    There are a host of publications for marching percussion development, and they usually fall into three categories: exercises and prior performance material from a notable DCI/WGI drumline program, method books that focus on specialized techniques and vocabulary, and collections of progressively graded exercises and etudes specifically designed for developmental and performance use in educational environments. Some of the well-known publishers of marching percussion education and performance material include Row-Loff (which now also owns the drop6 catalog), Tapspace, and The Grid Book Series.
    There are two particular marching percussion developmental resources that I think are well-suited to assist beginning and intermediate high school drumlines (and their band directors). Vic Firth’s Marching Percussion 101 free online video guide is a great starting place for high school band directors who find themselves in charge of an inexperienced drumline. The Packet by Frank Chapple is a developmental percussion method book that is strong in marching percussion techniques and applications. It has useful material for beginning to intermediate levels of the activity, including sightreading exercises.   


Instrumentation For Small Programs

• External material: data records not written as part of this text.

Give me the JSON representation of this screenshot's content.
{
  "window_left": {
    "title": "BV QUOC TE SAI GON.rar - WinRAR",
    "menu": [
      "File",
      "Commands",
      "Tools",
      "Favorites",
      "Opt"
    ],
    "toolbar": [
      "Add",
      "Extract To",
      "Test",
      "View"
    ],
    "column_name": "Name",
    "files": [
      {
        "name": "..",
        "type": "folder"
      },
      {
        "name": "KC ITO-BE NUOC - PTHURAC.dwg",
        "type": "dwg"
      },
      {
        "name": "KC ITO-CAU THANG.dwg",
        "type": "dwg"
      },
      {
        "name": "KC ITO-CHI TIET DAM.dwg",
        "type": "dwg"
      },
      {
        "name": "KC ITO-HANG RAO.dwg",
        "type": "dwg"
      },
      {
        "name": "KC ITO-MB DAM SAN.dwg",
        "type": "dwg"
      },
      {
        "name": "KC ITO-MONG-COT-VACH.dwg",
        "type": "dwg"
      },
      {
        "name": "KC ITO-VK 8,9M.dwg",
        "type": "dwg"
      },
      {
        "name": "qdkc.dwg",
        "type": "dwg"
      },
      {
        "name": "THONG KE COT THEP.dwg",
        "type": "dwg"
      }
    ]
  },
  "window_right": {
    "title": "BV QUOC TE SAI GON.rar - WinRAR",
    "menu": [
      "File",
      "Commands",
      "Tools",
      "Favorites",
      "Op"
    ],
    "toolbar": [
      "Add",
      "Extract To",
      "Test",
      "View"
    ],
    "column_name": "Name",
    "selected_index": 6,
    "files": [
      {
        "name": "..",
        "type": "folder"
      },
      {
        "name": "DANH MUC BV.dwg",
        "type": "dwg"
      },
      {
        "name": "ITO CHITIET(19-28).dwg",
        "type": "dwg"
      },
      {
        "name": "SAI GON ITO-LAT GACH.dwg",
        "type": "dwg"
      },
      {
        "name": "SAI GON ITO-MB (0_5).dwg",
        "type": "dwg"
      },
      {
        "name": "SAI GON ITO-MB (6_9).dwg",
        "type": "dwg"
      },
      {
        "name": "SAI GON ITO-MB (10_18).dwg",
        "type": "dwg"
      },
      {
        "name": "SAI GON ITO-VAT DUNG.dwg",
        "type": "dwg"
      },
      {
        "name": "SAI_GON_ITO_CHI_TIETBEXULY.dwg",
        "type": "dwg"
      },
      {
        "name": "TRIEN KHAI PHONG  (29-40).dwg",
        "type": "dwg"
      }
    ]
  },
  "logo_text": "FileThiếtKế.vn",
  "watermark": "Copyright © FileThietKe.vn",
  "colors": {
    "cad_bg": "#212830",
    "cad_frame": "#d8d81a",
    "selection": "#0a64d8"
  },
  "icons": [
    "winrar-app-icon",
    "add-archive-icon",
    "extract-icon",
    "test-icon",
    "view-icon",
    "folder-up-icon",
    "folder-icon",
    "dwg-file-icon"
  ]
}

    Small programs should start with the bare bones; if you have one percussionist, he should march bass drum. With two percussionists, add a snare drum, and if there is a third, add cymbals. This combination gives your band everything it needs to handle the basics.

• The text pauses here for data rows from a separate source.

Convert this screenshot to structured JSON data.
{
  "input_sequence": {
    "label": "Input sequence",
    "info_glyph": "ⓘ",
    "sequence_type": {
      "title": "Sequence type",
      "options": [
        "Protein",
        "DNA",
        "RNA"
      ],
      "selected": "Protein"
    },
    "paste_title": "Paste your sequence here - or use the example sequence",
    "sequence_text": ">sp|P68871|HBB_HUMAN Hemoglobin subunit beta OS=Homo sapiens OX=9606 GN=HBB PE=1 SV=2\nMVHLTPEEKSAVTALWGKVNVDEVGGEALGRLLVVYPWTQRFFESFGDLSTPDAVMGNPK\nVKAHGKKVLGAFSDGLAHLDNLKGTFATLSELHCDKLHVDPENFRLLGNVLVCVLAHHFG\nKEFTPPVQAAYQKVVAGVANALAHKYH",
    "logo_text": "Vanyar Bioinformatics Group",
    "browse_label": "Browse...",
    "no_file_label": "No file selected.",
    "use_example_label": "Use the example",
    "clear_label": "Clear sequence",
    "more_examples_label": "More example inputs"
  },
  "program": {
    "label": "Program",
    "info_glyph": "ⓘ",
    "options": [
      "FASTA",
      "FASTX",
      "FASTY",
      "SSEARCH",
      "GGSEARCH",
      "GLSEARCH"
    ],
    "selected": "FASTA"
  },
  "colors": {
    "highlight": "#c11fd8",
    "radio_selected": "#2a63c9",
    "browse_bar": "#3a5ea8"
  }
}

    The next instrument to add is a second bass drum of a different pitch. Some programs use one big bass drum and add tenors sooner, but having multiple basses teaches students how to fit their split parts together to sound like one instrument. I follow a second bass with a second snare and a third bass. I do not consider adding tenors until there are at least two snares and three basses. That may seem arbitrary, and people can experiment with what works for them, but the most critical element of the drumline is a projecting bass voice that drives the ensemble on the field. The tenor voice is lovely. It develops multi-percussion skills and has excellent transfer value for other areas of percussion, but it does not help your band on the field the way a strong bass drumline can.
    If possible, having a front ensemble is worthwhile, even if it consists of one marimba and one xylophone. It might be true that you don’t hear that one marimba or xylophone for much the marching show, but if you write parts in which they are the only instruments playing or include them in important woodwind passages, then you can get a wonderful change in tone color, which adds aesthetic interest to the show. There is also the benefit of improving keyboard technique in your percussion students. In a small program there might not be percussionists to spare. It is still worth teaching double reed players or even flute or clarinet players with piano experience how to play mallet percussion to add this tone color to the ensemble.